What are its disadvantages?

Variables have several drawbacks that can erode their advantages. For starters, there's a lot more risk associated with a variable annuity.

Investment risk: If the investments you choose for your annuity decline, the value of your annuity will also decline - and that means a lower payout to you.

Taxes: Then there are the taxes. As with fixed annuities, you'll pay taxes on a variable annuity's gains when you withdraw them, plus a 10% penalty if you're under age 59 ½. Variables also have another little tax twist: Any long-term capital gains you build up in stock and bond subaccounts are taxed at ordinary income rates when you withdraw them. This means that high-income investors are effectively converting long-term capital gains taxed into ordinary income that can face far higher rates.

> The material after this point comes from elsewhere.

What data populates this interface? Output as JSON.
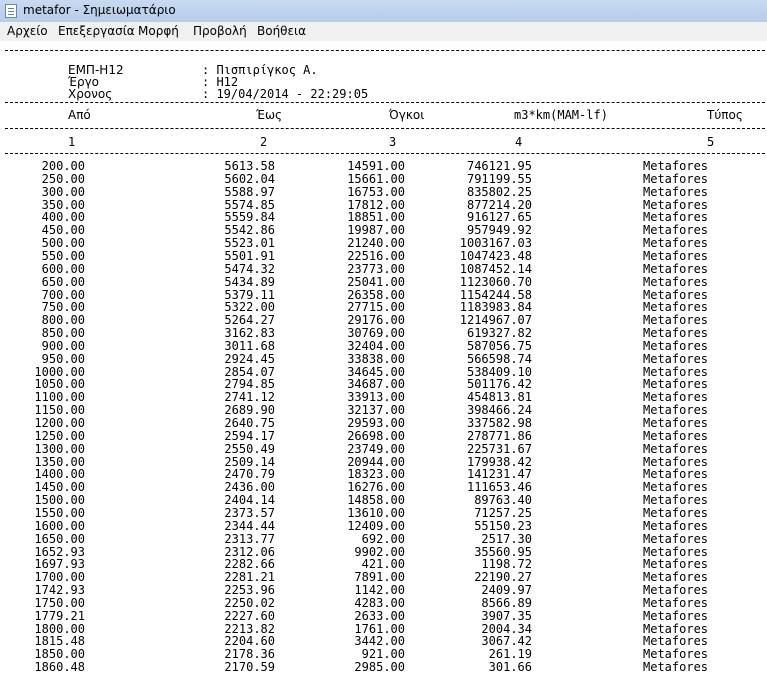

Fees: And then there are variables' fees. Aside from surrender charges that dock you for early withdrawals, variables can also come with steep sales commissions (often 4%). Add ongoing management fees and insurance charges, which combined can run as high as 2% to 3% a year, and you're looking at one hefty load of fees cutting into your returns.

Compare that fee structure with regular no-load mutual funds, which levy no sales commission or surrender charge and impose average annual expenses of less than 0.50% (for index funds) or about 1.5% (actively managed funds).

Market indexes are shown in real time, except for the DJIA, which is delayed by two minutes. All times are ET. Disclaimer Morningstar: © 2014 Morningstar, Inc. All Rights Reserved. Disclaimer The Dow Jones IndexesSM are proprietary to and distributed by Dow Jones & Company, Inc. and have been licensed for use. All content of the Dow Jones IndexesSM © 2014 is proprietary to Dow Jones & Company, Inc. Chicago Mercantile Association. The market data is the property of Chicago Mercantile Exchange Inc. and its licensors. All rights reserved. FactSet Research Systems Inc. 2014. All rights reserved. Most stock quote data provided by BATS.